↓↓↓

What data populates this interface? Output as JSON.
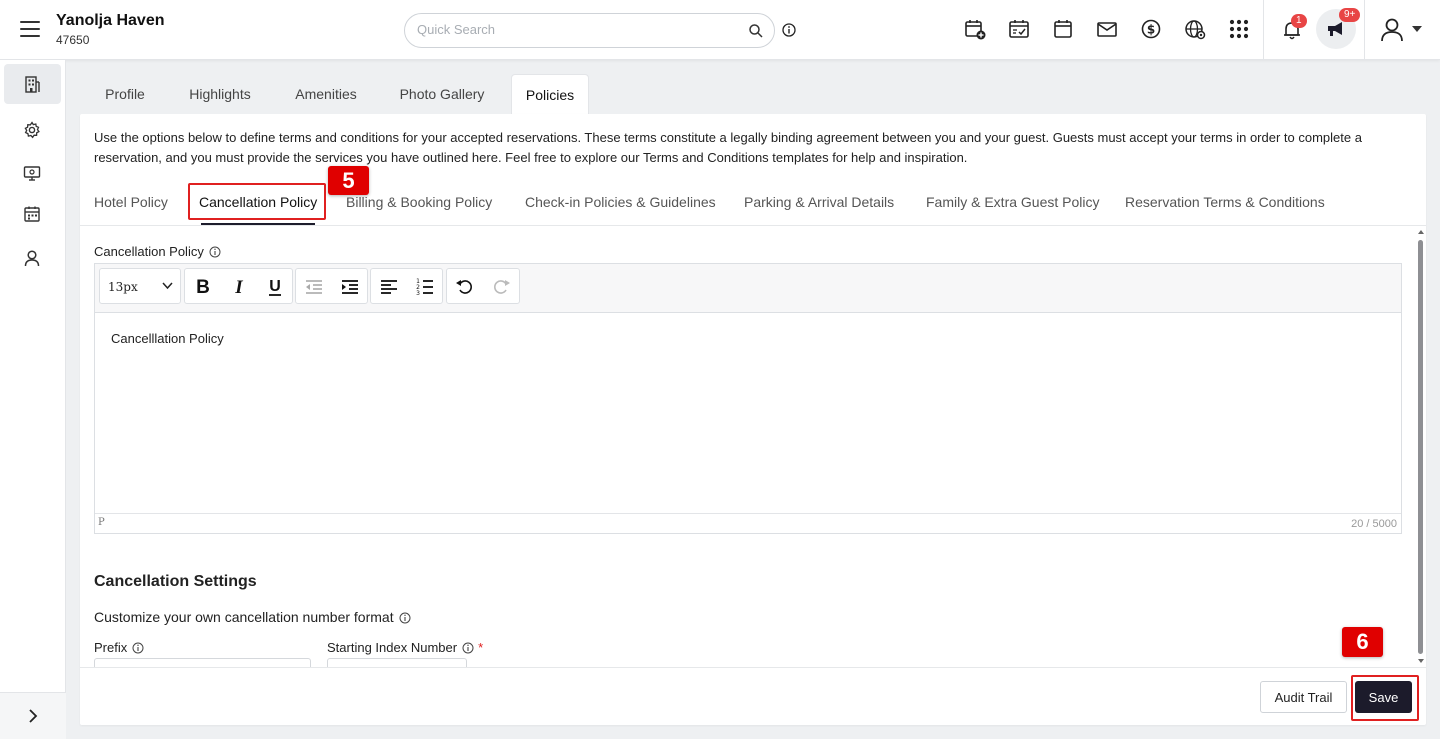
{
  "header": {
    "hotel_name": "Yanolja Haven",
    "hotel_id": "47650",
    "search_placeholder": "Quick Search",
    "notifications_count": "1",
    "announcements_count": "9+"
  },
  "tabs": [
    "Profile",
    "Highlights",
    "Amenities",
    "Photo Gallery",
    "Policies"
  ],
  "active_tab": "Policies",
  "intro_text": "Use the options below to define terms and conditions for your accepted reservations. These terms constitute a legally binding agreement between you and your guest. Guests must accept your terms in order to complete a reservation, and you must provide the services you have outlined here. Feel free to explore our Terms and Conditions templates for help and inspiration.",
  "policy_tabs": [
    "Hotel Policy",
    "Cancellation Policy",
    "Billing & Booking Policy",
    "Check-in Policies & Guidelines",
    "Parking & Arrival Details",
    "Family & Extra Guest Policy",
    "Reservation Terms & Conditions"
  ],
  "active_policy_tab": "Cancellation Policy",
  "markers": {
    "step5": "5",
    "step6": "6"
  },
  "editor": {
    "label": "Cancellation Policy",
    "font_size": "13px",
    "content": "Cancelllation Policy",
    "path": "P",
    "char_count": "20 / 5000"
  },
  "cancellation_settings": {
    "title": "Cancellation Settings",
    "subtitle": "Customize your own cancellation number format",
    "prefix_label": "Prefix",
    "starting_index_label": "Starting Index Number",
    "required_mark": "*"
  },
  "footer": {
    "audit_label": "Audit Trail",
    "save_label": "Save"
  },
  "colors": {
    "primary_button": "#1c1b2b",
    "highlight": "#e02020",
    "badge": "#e84545"
  }
}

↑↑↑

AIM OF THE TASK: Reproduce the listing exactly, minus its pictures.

TASK OUTPUT:
What data populates this interface? Output as JSON.
{
  "header": {
    "hotel_name": "Yanolja Haven",
    "hotel_id": "47650",
    "search_placeholder": "Quick Search",
    "notifications_count": "1",
    "announcements_count": "9+"
  },
  "tabs": [
    "Profile",
    "Highlights",
    "Amenities",
    "Photo Gallery",
    "Policies"
  ],
  "active_tab": "Policies",
  "intro_text": "Use the options below to define terms and conditions for your accepted reservations. These terms constitute a legally binding agreement between you and your guest. Guests must accept your terms in order to complete a reservation, and you must provide the services you have outlined here. Feel free to explore our Terms and Conditions templates for help and inspiration.",
  "policy_tabs": [
    "Hotel Policy",
    "Cancellation Policy",
    "Billing & Booking Policy",
    "Check-in Policies & Guidelines",
    "Parking & Arrival Details",
    "Family & Extra Guest Policy",
    "Reservation Terms & Conditions"
  ],
  "active_policy_tab": "Cancellation Policy",
  "markers": {
    "step5": "5",
    "step6": "6"
  },
  "editor": {
    "label": "Cancellation Policy",
    "font_size": "13px",
    "content": "Cancelllation Policy",
    "path": "P",
    "char_count": "20 / 5000"
  },
  "cancellation_settings": {
    "title": "Cancellation Settings",
    "subtitle": "Customize your own cancellation number format",
    "prefix_label": "Prefix",
    "starting_index_label": "Starting Index Number",
    "required_mark": "*"
  },
  "footer": {
    "audit_label": "Audit Trail",
    "save_label": "Save"
  },
  "colors": {
    "primary_button": "#1c1b2b",
    "highlight": "#e02020",
    "badge": "#e84545"
  }
}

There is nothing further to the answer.